In 1995, Lloyd Brubacher was just five years old, travelling on the back of his Mennonite family’s horse-drawn wagon when he slipped and changed his life forever.
He fell off the back of the wagon, his feet stuck inside while his head dragged along a gravel road.
By the time the buggy was stopped, Lloyd had been dragged a few hundred metres. His family — without phones and with neighbours spread over miles — scrambled to find help.
A passerby called 911 and an ambulance took Lloyd to a local hospital before he was transferred by helicopter to Sick Kids in Toronto.
“The team there pulled out so much gravel from my head,” Lloyd recounts, though he doesn’t remember the incident or his stay at the hospital afterwards.
After removing the gravel, the doctors performed surgery to close a tear in his brain membrane, repair his skull and graft skin over his skull.
Lloyd’s left ear could not be saved.

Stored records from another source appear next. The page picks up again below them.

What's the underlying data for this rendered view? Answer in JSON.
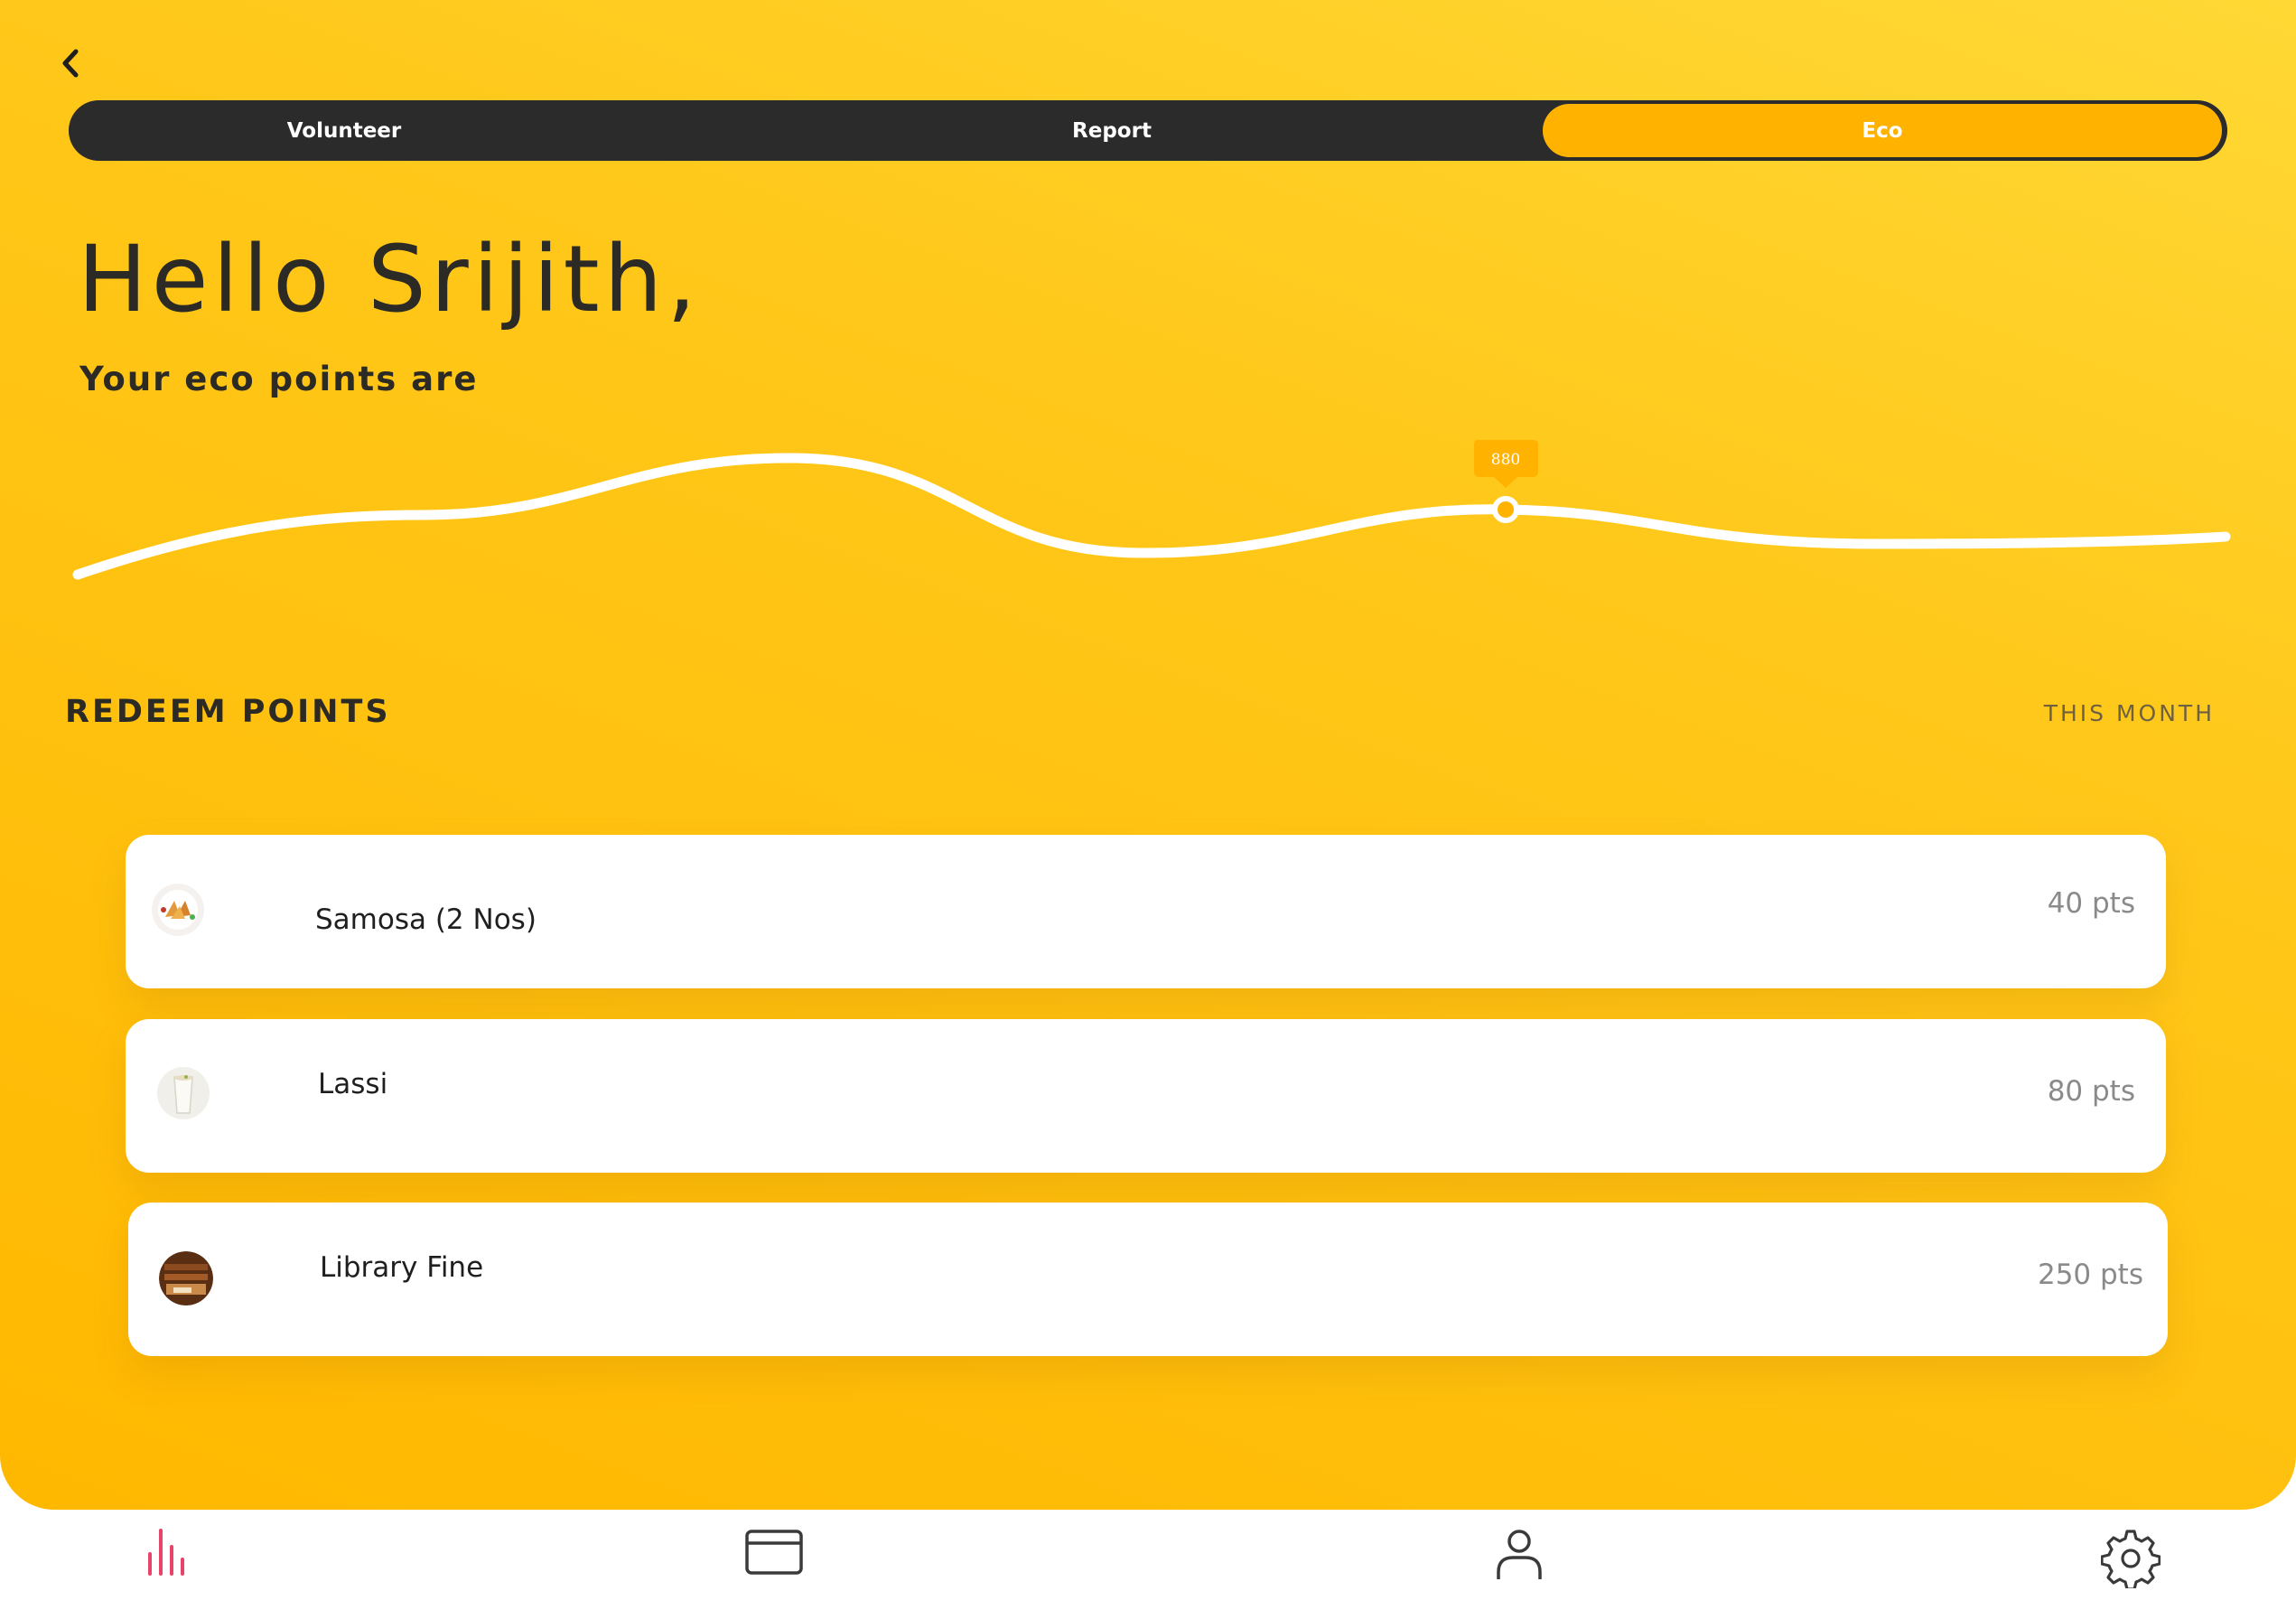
{
  "tabs": [
    {
      "label": "Volunteer",
      "active": false
    },
    {
      "label": "Report",
      "active": false
    },
    {
      "label": "Eco",
      "active": true
    }
  ],
  "greeting": "Hello Srijith,",
  "subtitle": "Your eco points are",
  "points_marker": "880",
  "redeem": {
    "title": "REDEEM POINTS",
    "period": "THIS MONTH",
    "items": [
      {
        "name": "Samosa (2 Nos)",
        "points": "40 pts",
        "icon": "samosa-thumbnail"
      },
      {
        "name": "Lassi",
        "points": "80 pts",
        "icon": "lassi-thumbnail"
      },
      {
        "name": "Library Fine",
        "points": "250 pts",
        "icon": "library-thumbnail"
      }
    ]
  },
  "bottom_nav": [
    "stats-icon",
    "card-icon",
    "profile-icon",
    "settings-icon"
  ],
  "colors": {
    "accent": "#ffb300",
    "tab_bar": "#2b2b2b",
    "nav_active": "#e8436a",
    "nav_inactive": "#3a3a3a"
  }
}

Over the following decade, Lloyd underwent countless surgeries. He says one of those surgeries was particularly life-changing.
“I had some hardware put in so that I can snap-on a prosthetic ear,” he explained. “Now every few years, I come to Sunnybrook where the team makes me a new ear.”
Sunnybrook’s craniofacial prosthetics team created Lloyd’s most recent ear using 3D technology, followed by careful painting and artistry so that the prosthetic ear blends naturally into his face.
“If you didn’t know it was fake, you might not even notice,” Lloyd said.
Lloyd, now in his twenties, has left the Mennonite community. He works as a tractor and tanker driver at Highland Custom Farming, and while he didn’t used to talk about the incident that changed his life or his scars or missing ear, he’s recently become more open to sharing. He posts photos of his new ear — as well as farm life, inspirations and family — on his Twitter account @thefalse_earguy.
“For years I didn’t want to talk about it because growing up I was made fun of because I wasn’t ‘normal’ like the rest of them,” Lloyd said. “It seems now my life is an inspiration to many people, so I’m happy to tell my story and now I say ‘ask away’.”